“If you can’t say anything nice, don’t say anything at all.” That’s a pretty reasonable piece of advice, even if few people actually adhere to it. It is in our nature to protest and criticize and call things as we see them.
But there is a crucial kernel of wisdom inherent in that saying: debate or disagree if you must, but at least try to be polite.
Unfortunately, a bevy of Canada’s senior ministers are not party to that basic tenet of human decency.
Faced with a critical report Wednesday on food security in this country, they lashed out at the messenger with childish insults and threats.
It was an astounding display of rudeness and hostility against a UN diplomat.
First, let’s be clear.
Olivier De Schuster’s findings were certainly debatable. In fact, even his presence in the country raised a few eyebrows.
As UN special rapporteur specializing in food rights, De Schuster usually visits more agriculturally challenged regions of the world. This year, his bosses changed his mandate, asking him to visit a few wealthier nations. The idea, one supposes, is that he may be able to offer some useful ideas. At worst, it would help him keep Third World problems in perspective.
Following his report, however, here’s what some federal ministers had to say.
Health Minister Leona Aglukkaq was the only minister who agreed to even meet with him. She said it was “disappointing,” that the envoy was “ill-informed” and “a bit patronizing,” and that he was just “another academic studying us from afar.”

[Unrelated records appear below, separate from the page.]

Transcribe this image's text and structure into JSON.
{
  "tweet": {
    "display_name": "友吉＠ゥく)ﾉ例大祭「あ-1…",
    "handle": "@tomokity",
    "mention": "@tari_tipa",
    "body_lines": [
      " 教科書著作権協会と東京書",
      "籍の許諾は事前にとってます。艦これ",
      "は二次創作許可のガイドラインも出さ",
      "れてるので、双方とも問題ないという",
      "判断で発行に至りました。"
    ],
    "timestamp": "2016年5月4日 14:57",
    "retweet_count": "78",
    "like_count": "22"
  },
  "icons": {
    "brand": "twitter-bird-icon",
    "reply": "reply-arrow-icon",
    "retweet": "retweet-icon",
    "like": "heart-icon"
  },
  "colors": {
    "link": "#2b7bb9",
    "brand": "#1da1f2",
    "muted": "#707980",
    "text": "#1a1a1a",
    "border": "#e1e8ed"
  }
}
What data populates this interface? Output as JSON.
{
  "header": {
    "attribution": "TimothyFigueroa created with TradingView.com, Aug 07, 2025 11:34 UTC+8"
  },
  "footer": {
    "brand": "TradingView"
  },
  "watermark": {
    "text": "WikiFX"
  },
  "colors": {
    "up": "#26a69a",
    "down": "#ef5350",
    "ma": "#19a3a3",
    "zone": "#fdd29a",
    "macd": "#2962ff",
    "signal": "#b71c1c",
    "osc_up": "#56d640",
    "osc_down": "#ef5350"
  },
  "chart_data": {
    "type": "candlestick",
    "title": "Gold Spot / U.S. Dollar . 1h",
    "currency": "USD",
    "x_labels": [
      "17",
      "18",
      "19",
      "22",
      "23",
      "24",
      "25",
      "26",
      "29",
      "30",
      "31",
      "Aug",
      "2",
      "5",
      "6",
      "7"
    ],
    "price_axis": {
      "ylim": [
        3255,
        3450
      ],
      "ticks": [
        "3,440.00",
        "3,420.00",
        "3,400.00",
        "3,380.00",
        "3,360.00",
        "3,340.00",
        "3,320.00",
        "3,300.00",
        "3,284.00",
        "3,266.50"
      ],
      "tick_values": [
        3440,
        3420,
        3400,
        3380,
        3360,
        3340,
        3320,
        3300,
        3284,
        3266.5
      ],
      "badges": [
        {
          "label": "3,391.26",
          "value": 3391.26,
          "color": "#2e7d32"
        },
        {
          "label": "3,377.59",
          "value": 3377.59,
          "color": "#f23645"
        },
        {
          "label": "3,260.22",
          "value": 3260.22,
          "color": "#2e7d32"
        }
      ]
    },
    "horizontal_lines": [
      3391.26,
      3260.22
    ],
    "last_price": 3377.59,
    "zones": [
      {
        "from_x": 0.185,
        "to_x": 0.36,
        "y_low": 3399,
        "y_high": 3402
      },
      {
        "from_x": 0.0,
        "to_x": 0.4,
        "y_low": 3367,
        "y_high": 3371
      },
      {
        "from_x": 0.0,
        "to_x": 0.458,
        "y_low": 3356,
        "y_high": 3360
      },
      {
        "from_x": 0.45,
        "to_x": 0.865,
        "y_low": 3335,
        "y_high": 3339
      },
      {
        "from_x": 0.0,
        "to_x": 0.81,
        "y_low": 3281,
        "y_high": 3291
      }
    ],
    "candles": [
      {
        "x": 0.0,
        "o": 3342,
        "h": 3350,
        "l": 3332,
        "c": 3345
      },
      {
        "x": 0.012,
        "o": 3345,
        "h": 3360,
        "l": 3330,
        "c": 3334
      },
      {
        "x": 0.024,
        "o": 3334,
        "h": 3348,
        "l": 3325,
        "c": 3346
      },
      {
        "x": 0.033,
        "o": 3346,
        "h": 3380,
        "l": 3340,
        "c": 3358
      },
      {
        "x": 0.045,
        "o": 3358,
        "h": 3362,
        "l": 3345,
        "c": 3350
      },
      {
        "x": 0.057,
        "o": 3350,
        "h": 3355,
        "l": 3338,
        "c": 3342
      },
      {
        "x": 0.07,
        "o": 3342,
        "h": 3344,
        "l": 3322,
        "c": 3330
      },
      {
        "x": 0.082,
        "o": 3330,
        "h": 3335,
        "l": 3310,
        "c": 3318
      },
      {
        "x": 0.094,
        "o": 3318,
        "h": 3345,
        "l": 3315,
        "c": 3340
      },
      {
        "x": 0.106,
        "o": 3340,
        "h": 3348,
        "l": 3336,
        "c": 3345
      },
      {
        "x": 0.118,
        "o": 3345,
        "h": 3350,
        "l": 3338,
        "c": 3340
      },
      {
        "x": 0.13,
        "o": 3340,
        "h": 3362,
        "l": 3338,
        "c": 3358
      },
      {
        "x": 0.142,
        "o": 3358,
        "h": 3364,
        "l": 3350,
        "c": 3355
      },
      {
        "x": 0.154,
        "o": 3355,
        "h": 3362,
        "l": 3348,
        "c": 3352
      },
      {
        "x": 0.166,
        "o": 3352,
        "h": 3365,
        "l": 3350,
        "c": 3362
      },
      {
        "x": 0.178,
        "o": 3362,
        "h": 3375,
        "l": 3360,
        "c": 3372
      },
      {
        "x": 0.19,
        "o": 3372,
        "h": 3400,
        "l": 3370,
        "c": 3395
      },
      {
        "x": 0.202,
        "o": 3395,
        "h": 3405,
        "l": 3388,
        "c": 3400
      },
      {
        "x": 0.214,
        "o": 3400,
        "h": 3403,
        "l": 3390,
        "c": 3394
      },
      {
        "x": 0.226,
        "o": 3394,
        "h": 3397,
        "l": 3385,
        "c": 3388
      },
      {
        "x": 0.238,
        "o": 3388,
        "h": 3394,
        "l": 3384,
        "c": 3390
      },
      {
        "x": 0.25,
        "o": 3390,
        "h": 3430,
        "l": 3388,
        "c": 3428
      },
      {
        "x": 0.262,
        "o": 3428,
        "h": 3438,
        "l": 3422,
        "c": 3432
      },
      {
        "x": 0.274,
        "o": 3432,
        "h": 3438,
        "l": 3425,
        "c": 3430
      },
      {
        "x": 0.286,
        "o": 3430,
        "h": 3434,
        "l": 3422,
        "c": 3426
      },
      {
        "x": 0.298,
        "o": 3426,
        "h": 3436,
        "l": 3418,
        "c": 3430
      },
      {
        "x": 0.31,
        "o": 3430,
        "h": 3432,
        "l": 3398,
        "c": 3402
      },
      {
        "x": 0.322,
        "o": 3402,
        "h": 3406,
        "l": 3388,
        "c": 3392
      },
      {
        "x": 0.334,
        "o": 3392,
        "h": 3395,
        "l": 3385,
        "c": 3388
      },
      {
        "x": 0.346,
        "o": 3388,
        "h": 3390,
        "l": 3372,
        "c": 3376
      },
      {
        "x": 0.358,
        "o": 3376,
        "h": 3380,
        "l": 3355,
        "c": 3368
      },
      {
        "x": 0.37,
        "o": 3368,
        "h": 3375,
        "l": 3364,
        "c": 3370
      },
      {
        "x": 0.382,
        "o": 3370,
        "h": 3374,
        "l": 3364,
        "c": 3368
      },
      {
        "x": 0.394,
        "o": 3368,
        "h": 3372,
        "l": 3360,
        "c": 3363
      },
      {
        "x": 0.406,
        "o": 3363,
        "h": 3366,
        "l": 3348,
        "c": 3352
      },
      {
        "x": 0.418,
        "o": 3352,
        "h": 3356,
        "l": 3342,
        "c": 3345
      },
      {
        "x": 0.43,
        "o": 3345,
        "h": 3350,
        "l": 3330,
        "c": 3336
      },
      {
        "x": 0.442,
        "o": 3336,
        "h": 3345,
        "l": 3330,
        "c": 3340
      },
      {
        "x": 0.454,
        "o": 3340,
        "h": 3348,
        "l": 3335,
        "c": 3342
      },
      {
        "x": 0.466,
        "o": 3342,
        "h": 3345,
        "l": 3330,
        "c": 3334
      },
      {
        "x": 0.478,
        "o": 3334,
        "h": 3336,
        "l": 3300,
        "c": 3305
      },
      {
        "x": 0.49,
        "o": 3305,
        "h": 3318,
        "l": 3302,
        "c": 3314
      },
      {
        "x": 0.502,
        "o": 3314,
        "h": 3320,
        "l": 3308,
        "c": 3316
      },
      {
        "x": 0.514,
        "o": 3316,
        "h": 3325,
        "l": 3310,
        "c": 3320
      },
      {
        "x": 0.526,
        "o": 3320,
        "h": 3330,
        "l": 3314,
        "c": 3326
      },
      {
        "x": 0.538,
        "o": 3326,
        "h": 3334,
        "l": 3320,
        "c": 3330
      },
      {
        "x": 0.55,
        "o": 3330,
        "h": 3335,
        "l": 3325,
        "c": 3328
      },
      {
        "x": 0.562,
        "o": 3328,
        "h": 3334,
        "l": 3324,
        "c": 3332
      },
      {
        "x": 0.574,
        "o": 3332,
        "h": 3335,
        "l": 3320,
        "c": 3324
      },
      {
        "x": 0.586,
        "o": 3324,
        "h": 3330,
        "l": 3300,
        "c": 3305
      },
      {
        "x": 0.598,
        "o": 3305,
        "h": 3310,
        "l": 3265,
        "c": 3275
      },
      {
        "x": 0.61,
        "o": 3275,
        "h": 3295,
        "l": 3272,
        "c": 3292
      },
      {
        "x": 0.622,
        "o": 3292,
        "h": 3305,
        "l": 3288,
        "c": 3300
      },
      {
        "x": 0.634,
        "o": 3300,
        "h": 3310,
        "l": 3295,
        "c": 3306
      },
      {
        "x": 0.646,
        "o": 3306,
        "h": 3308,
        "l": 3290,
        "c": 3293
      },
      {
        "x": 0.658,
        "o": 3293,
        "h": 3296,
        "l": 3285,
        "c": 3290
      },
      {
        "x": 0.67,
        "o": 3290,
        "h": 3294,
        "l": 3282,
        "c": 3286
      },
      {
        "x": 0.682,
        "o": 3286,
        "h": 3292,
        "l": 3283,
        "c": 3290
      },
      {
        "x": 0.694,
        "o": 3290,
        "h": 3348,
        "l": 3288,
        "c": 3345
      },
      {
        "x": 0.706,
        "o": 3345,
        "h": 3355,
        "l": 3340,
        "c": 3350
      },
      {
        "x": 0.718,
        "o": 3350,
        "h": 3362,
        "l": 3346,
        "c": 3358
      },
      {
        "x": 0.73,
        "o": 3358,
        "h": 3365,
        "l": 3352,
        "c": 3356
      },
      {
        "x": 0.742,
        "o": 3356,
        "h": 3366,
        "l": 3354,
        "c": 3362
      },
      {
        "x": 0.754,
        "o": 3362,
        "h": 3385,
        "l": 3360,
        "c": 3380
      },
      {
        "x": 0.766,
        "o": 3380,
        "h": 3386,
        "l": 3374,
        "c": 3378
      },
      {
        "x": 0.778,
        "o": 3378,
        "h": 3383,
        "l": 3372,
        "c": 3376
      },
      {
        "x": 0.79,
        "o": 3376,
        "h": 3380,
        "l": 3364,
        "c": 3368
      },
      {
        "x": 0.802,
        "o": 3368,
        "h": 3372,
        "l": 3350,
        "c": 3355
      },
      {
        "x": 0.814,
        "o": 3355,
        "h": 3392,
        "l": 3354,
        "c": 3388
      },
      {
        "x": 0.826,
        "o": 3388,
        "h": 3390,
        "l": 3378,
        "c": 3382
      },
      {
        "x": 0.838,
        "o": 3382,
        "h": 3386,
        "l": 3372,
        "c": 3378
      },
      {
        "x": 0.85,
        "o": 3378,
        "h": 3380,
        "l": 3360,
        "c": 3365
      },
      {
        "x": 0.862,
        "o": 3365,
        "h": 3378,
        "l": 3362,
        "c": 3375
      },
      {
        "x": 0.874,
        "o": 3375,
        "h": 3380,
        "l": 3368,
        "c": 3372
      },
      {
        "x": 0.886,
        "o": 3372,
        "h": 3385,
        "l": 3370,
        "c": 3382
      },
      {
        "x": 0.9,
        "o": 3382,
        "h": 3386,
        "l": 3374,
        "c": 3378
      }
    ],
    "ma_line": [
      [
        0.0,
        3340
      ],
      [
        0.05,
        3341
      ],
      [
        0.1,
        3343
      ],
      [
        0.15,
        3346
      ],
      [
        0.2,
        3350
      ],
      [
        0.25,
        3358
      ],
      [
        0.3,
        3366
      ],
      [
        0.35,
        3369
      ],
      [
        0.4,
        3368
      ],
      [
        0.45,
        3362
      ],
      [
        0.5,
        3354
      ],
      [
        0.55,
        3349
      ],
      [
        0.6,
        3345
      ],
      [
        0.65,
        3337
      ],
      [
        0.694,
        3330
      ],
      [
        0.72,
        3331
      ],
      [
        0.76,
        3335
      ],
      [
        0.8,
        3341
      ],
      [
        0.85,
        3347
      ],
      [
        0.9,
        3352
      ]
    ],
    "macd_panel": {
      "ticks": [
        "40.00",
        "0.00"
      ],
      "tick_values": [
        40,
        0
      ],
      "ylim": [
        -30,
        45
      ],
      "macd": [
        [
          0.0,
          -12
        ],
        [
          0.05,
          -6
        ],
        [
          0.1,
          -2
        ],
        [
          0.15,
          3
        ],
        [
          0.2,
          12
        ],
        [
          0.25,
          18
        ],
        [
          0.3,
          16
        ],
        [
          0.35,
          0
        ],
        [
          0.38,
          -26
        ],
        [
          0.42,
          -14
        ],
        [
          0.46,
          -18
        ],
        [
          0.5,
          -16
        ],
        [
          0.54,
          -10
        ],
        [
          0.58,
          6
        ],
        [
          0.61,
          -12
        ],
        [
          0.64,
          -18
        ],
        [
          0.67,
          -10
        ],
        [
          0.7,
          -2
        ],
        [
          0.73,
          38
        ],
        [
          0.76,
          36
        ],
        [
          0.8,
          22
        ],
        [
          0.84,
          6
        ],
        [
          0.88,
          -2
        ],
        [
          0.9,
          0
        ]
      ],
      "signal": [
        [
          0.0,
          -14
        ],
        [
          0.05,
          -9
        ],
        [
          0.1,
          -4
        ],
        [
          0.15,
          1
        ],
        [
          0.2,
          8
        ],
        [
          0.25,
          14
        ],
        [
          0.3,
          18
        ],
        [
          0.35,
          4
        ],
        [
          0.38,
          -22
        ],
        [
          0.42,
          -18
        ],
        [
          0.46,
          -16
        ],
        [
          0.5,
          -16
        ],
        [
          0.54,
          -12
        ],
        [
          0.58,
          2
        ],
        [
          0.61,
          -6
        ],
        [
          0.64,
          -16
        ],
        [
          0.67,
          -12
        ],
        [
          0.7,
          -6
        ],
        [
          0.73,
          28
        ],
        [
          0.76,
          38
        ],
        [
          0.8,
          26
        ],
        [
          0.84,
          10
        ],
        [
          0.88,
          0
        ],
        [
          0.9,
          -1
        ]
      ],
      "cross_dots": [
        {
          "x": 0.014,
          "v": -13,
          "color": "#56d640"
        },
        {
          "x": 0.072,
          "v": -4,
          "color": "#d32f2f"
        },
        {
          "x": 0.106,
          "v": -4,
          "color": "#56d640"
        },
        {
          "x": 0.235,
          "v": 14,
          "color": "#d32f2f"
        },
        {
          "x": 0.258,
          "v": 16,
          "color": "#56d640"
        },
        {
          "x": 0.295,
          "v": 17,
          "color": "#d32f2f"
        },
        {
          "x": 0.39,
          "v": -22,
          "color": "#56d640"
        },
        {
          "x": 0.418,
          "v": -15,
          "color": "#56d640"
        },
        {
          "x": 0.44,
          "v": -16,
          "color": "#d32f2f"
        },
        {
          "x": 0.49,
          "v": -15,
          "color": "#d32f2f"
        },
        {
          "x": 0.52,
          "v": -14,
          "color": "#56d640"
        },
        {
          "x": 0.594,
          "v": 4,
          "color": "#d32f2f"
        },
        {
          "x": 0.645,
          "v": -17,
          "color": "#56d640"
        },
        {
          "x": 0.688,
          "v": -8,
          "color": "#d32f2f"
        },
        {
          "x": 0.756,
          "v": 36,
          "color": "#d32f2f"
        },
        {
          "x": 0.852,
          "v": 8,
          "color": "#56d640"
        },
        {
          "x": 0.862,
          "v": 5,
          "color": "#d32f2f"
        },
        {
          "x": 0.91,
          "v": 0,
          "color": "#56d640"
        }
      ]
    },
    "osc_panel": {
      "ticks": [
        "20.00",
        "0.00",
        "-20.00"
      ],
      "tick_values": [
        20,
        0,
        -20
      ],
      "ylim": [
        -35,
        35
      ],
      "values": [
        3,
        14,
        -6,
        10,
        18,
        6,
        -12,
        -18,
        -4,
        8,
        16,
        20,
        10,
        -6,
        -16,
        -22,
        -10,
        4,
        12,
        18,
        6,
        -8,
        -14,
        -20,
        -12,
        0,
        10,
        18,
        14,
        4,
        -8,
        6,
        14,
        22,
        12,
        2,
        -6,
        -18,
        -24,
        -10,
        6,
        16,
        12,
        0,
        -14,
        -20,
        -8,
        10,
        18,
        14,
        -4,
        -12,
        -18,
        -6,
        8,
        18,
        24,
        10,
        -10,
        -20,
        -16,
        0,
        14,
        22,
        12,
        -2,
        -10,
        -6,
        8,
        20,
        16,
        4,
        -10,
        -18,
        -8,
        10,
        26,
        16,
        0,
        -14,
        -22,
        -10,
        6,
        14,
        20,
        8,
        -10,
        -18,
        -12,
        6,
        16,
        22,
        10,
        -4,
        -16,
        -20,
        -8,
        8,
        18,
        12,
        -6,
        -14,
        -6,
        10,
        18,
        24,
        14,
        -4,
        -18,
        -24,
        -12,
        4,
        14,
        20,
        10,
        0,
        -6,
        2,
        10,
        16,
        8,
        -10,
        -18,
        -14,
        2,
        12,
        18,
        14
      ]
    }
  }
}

She mocked him for not having visited her home in Nunatak, even though De Schuster did visit other aboriginal communities in northern Alberta and Manitoba.
And she said he didn’t understand the lifestyle and challenges faced by northern natives (even though his findings reflected the opinions of other aboriginal leaders).
Foreign Affairs Minister John Baird also jumped aboard the slugfest, calling De Schuster’s 11-day visit a complete waste of time.
But the most damning comments came from Immigration Minister Jason Kenney, who called the envoy’s mission “completely ridiculous.”
Kenney even issued what seemed to be veiled threats with respect to Canada’s foreign aid.
“It would be our hope that the contributions we make to the United Nations are used to help starving people in developing countries, not to give lectures to wealthy and developed countries like Canada,” he said.
“And I think this is a discredit to the United Nations.”
No one even thought of adding a token “thanks for the input” or even a halfhearted wish for a safe flight home. It was a schoolyard pile-on, the kind of reaction you’d expect in a bellicose dictatorship, but not a respectable western nation.
It was, in short, another major embarrassment for Canada as a whole. Another notch for the Conservatives in their goal to obliterate this nation’s treasured reputation for civility and diplomacy.
And we wonder why Canada didn’t get a seat on the UN Security Council.